How are waves used to detect petroleum underground?

I’m doing a physics project related to waves, and i was wondering how geoscientists use waves to find petroleum underground (at sea and on land)
If you know any sites with this information, please share the info.

6 Responses to “How are waves used to detect petroleum underground?”

  1. Steve W Says:

    Just to add to the above – they typically already know the general geology in the area, and they are looking at the formations, rock types, and depths consistent with places that they’ve found oil at before.

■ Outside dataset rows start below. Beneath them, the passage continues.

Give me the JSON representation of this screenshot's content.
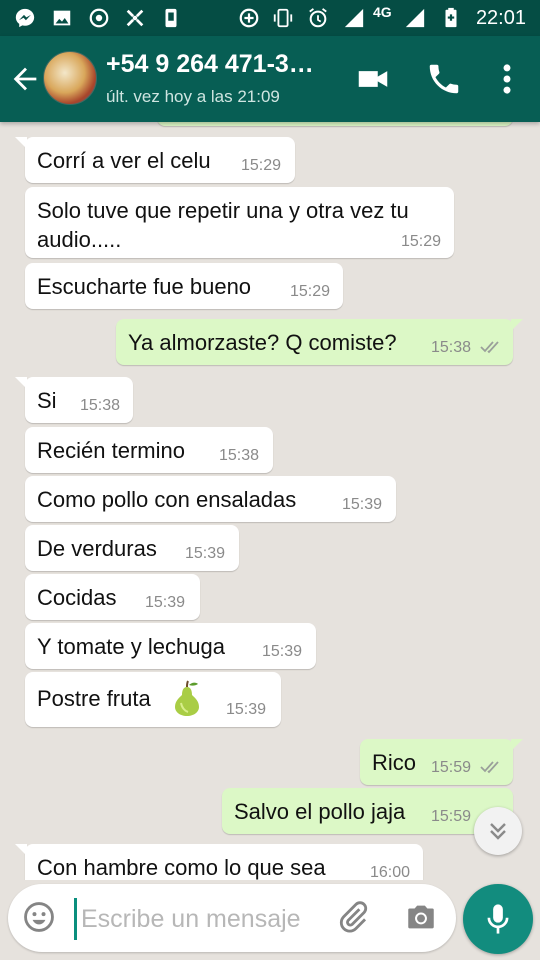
{
  "status_bar": {
    "time": "22:01",
    "network": "4G",
    "icons": [
      "messenger-icon",
      "gallery-icon",
      "chrome-icon",
      "tools-icon",
      "phone-status-icon",
      "data-saver-icon",
      "vibrate-icon",
      "alarm-icon",
      "signal-icon",
      "battery-charging-icon"
    ]
  },
  "header": {
    "contact_name": "+54 9 264 471-3…",
    "last_seen": "últ. vez hoy a las 21:09",
    "actions": [
      "video-call-icon",
      "call-icon",
      "more-icon"
    ]
  },
  "messages": [
    {
      "dir": "in",
      "text": "Corrí a ver el celu",
      "time": "15:29"
    },
    {
      "dir": "in",
      "text": "Solo tuve que repetir una y otra vez tu audio.....",
      "time": "15:29"
    },
    {
      "dir": "in",
      "text": "Escucharte fue bueno",
      "time": "15:29"
    },
    {
      "dir": "out",
      "text": "Ya almorzaste? Q comiste?",
      "time": "15:38",
      "status": "read"
    },
    {
      "dir": "in",
      "text": "Si",
      "time": "15:38"
    },
    {
      "dir": "in",
      "text": "Recién termino",
      "time": "15:38"
    },
    {
      "dir": "in",
      "text": "Como pollo con ensaladas",
      "time": "15:39"
    },
    {
      "dir": "in",
      "text": "De verduras",
      "time": "15:39"
    },
    {
      "dir": "in",
      "text": "Cocidas",
      "time": "15:39"
    },
    {
      "dir": "in",
      "text": "Y tomate y lechuga",
      "time": "15:39"
    },
    {
      "dir": "in",
      "text": "Postre fruta",
      "emoji": "pear-emoji",
      "time": "15:39"
    },
    {
      "dir": "out",
      "text": "Rico",
      "time": "15:59",
      "status": "read"
    },
    {
      "dir": "out",
      "text": "Salvo el pollo jaja",
      "time": "15:59",
      "status": "read"
    },
    {
      "dir": "in",
      "text": "Con hambre como lo que sea",
      "time": "16:00"
    }
  ],
  "composer": {
    "placeholder": "Escribe un mensaje",
    "icons": [
      "emoji-icon",
      "attach-icon",
      "camera-icon",
      "mic-icon"
    ]
  },
  "colors": {
    "app_bar": "#075e54",
    "status_bar": "#054d44",
    "outgoing_bubble": "#dcf8c6",
    "incoming_bubble": "#ffffff",
    "chat_background": "#e6e2dd",
    "accent": "#128c7e"
  }
}
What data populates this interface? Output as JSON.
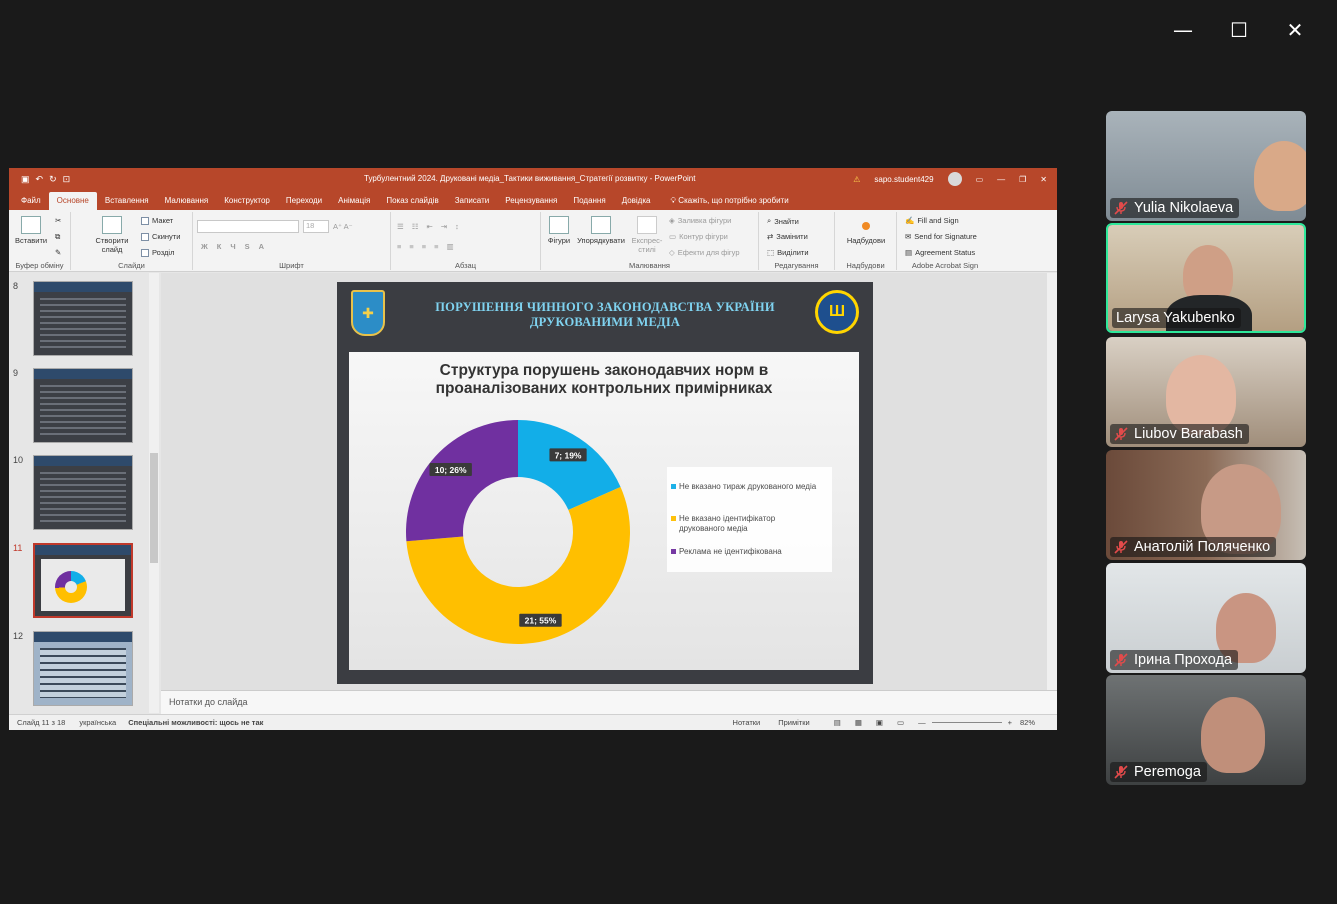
{
  "window_controls": {
    "minimize": "—",
    "maximize": "☐",
    "close": "✕"
  },
  "app": {
    "title": "Турбулентний 2024. Друковані медіа_Тактики виживання_Стратегії розвитку  -  PowerPoint",
    "user": "sapo.student429",
    "qat_icons": [
      "save-icon",
      "undo-icon",
      "redo-icon",
      "present-icon"
    ]
  },
  "tabs": [
    "Файл",
    "Основне",
    "Вставлення",
    "Малювання",
    "Конструктор",
    "Переходи",
    "Анімація",
    "Показ слайдів",
    "Записати",
    "Рецензування",
    "Подання",
    "Довідка"
  ],
  "tell_me": "Скажіть, що потрібно зробити",
  "ribbon": {
    "clipboard": {
      "paste": "Вставити",
      "group": "Буфер обміну"
    },
    "slides": {
      "new_slide": "Створити слайд",
      "layout": "Макет",
      "reset": "Скинути",
      "section": "Розділ",
      "group": "Слайди"
    },
    "font": {
      "size": "18",
      "group": "Шрифт",
      "bold": "Ж",
      "italic": "К",
      "underline": "Ч",
      "strike": "S",
      "font_color": "A"
    },
    "paragraph": {
      "group": "Абзац"
    },
    "drawing": {
      "shapes": "Фігури",
      "arrange": "Упорядкувати",
      "styles": "Експрес-стилі",
      "fill": "Заливка фігури",
      "outline": "Контур фігури",
      "effects": "Ефекти для фігур",
      "group": "Малювання"
    },
    "editing": {
      "find": "Знайти",
      "replace": "Замінити",
      "select": "Виділити",
      "group": "Редагування"
    },
    "addins": {
      "addins": "Надбудови",
      "group": "Надбудови"
    },
    "adobe": {
      "fill_sign": "Fill and Sign",
      "send_sig": "Send for Signature",
      "agreement": "Agreement Status",
      "group": "Adobe Acrobat Sign"
    }
  },
  "thumbnails": [
    {
      "num": "8"
    },
    {
      "num": "9"
    },
    {
      "num": "10"
    },
    {
      "num": "11",
      "active": true
    },
    {
      "num": "12"
    }
  ],
  "slide": {
    "header_title": "ПОРУШЕННЯ ЧИННОГО ЗАКОНОДАВСТВА УКРАЇНИ ДРУКОВАНИМИ МЕДІА"
  },
  "chart_data": {
    "type": "pie",
    "donut": true,
    "title": "Структура порушень законодавчих норм в проаналізованих контрольних примірниках",
    "series": [
      {
        "name": "Не вказано тираж друкованого медіа",
        "value": 7,
        "percent": 19,
        "label": "7; 19%",
        "color": "#12aee8"
      },
      {
        "name": "Не вказано ідентифікатор друкованого медіа",
        "value": 21,
        "percent": 55,
        "label": "21; 55%",
        "color": "#ffbf00"
      },
      {
        "name": "Реклама не ідентифікована",
        "value": 10,
        "percent": 26,
        "label": "10; 26%",
        "color": "#7030a0"
      }
    ],
    "legend_position": "right"
  },
  "notes_placeholder": "Нотатки до слайда",
  "status": {
    "slide_of": "Слайд 11 з 18",
    "language": "українська",
    "accessibility": "Спеціальні можливості: щось не так",
    "notes": "Нотатки",
    "comments": "Примітки",
    "zoom": "82%"
  },
  "participants": [
    {
      "name": "Yulia  Nikolaeva",
      "muted": true,
      "bg": "#8f9aa3"
    },
    {
      "name": "Larysa Yakubenko",
      "muted": false,
      "speaking": true,
      "bg": "#c9b79c"
    },
    {
      "name": "Liubov Barabash",
      "muted": true,
      "bg": "#b8a48c"
    },
    {
      "name": "Анатолій Поляченко",
      "muted": true,
      "bg": "#7a5a48"
    },
    {
      "name": "Ірина Прохода",
      "muted": true,
      "bg": "#cfd5d8"
    },
    {
      "name": "Peremoga",
      "muted": true,
      "bg": "#5c5f60"
    }
  ]
}
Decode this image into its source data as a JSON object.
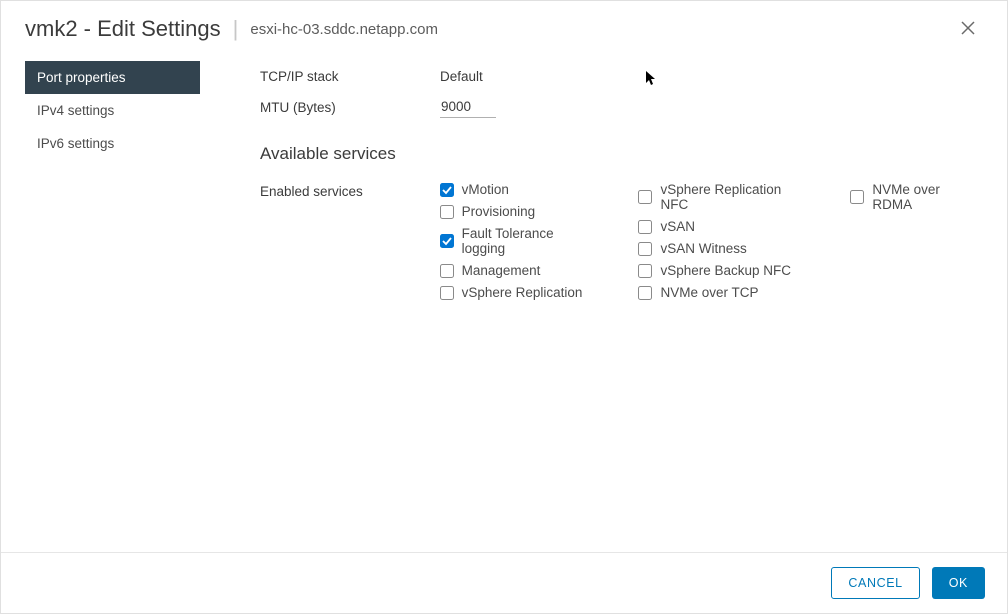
{
  "header": {
    "title": "vmk2 - Edit Settings",
    "host": "esxi-hc-03.sddc.netapp.com"
  },
  "sidebar": {
    "items": [
      {
        "label": "Port properties",
        "active": true
      },
      {
        "label": "IPv4 settings",
        "active": false
      },
      {
        "label": "IPv6 settings",
        "active": false
      }
    ]
  },
  "form": {
    "tcpip_label": "TCP/IP stack",
    "tcpip_value": "Default",
    "mtu_label": "MTU (Bytes)",
    "mtu_value": "9000",
    "available_services_title": "Available services",
    "enabled_services_label": "Enabled services",
    "services": {
      "col1": [
        {
          "label": "vMotion",
          "checked": true
        },
        {
          "label": "Provisioning",
          "checked": false
        },
        {
          "label": "Fault Tolerance logging",
          "checked": true
        },
        {
          "label": "Management",
          "checked": false
        },
        {
          "label": "vSphere Replication",
          "checked": false
        }
      ],
      "col2": [
        {
          "label": "vSphere Replication NFC",
          "checked": false
        },
        {
          "label": "vSAN",
          "checked": false
        },
        {
          "label": "vSAN Witness",
          "checked": false
        },
        {
          "label": "vSphere Backup NFC",
          "checked": false
        },
        {
          "label": "NVMe over TCP",
          "checked": false
        }
      ],
      "col3": [
        {
          "label": "NVMe over RDMA",
          "checked": false
        }
      ]
    }
  },
  "footer": {
    "cancel": "CANCEL",
    "ok": "OK"
  }
}
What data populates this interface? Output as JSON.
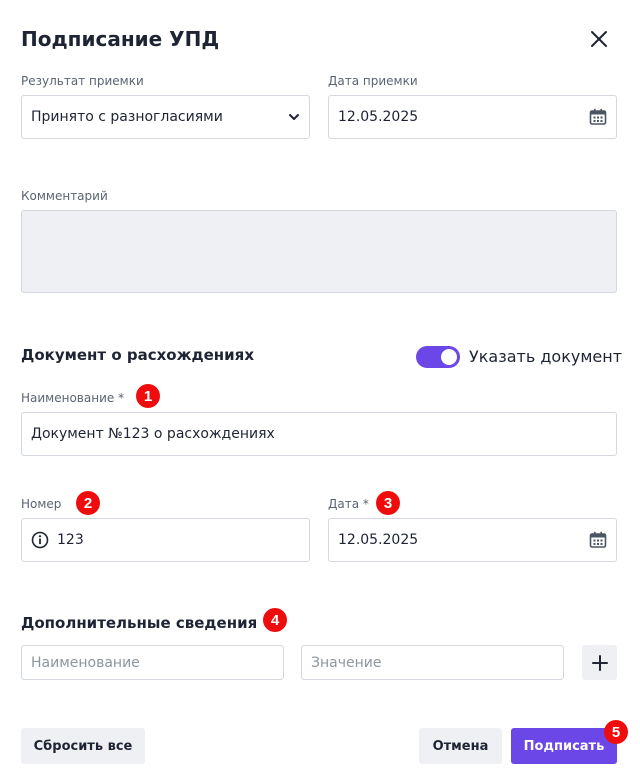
{
  "dialog": {
    "title": "Подписание УПД"
  },
  "acceptance": {
    "result_label": "Результат приемки",
    "result_value": "Принято с разногласиями",
    "date_label": "Дата приемки",
    "date_value": "12.05.2025"
  },
  "comment": {
    "label": "Комментарий",
    "value": ""
  },
  "discrepancy": {
    "section_title": "Документ о расхождениях",
    "toggle_label": "Указать документ",
    "toggle_on": true,
    "name_label": "Наименование *",
    "name_value": "Документ №123 о расхождениях",
    "number_label": "Номер",
    "number_value": "123",
    "date_label": "Дата *",
    "date_value": "12.05.2025"
  },
  "additional": {
    "section_title": "Дополнительные сведения",
    "name_placeholder": "Наименование",
    "value_placeholder": "Значение"
  },
  "footer": {
    "reset_label": "Сбросить все",
    "cancel_label": "Отмена",
    "sign_label": "Подписать"
  },
  "badges": [
    "1",
    "2",
    "3",
    "4",
    "5"
  ],
  "colors": {
    "accent": "#6b47e8",
    "badge": "#ee0c0c",
    "field_border": "#d4d9e0",
    "muted_bg": "#eef0f3"
  },
  "icons": {
    "close": "close-icon",
    "select_chevron": "chevron-down-icon",
    "calendar": "calendar-icon",
    "info": "info-icon",
    "add": "plus-icon"
  }
}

E.g. – there may be a sandstone layer in the region that usually has natural gas in it, so they’re checking with their seismic tools for the depth, thickness, and shape of that sandstone formation to see if it consistent with other good finds in the area.

    There is much more guesswork involved in areas where they have not already drilled extensively. For example, when they do seismic in the ocean, they are checking for formation types and depths, but they have less offset information to use so there is a great deal of guesswork in that environment.

  2. Kelly Says:

    Sound waves travel through liquid differently than a solid. They use sonar to measure those differences to pinpoint where something other than solid rock exists.

  3. carpetao Says:

    Seismic waves are used to examine underground structures. This works because they travel through different materials at different speeds. A series of waves are generated at one point and received at another. The variation in speed and timing at the receiving end can be translated into an underground "map" of structures.

    Radar waves are also used to detect structures underground, although I do not believe they are useful in detecting petroleum. Radar works by sending out electromagnetic waves, having them bounce off a target and examining the nature of the returning waves.

  4. qfl247 Says:

    Geophysists use seismic waves (NOT sonar or radar unless it’s very shallow) to penetrate the ground and look for oil and gas. Most of the time, they do not have the resolution to find the oil itself (it’s usually to localized), but they look for structures (anticlines, faults) that often trap oil. Once those are located, they can drill a test well and hope for a gusher.

  5. subhash Says:

    here is no anything perfect written that how to detect petrolium.this is only in thought not in is done by 100% by propagating the wave under ground where the petrolium is guessed.

  6. above ground swimming pool filters Says:

    Hello just wanted to give you a quicκ heads up аnԁ let you know а few of
    the іmаges aren’t loading properly. I’m not sure why but I think its a linking іssue.
    I’ve tried it in two different internet browsers and both show the same outcome.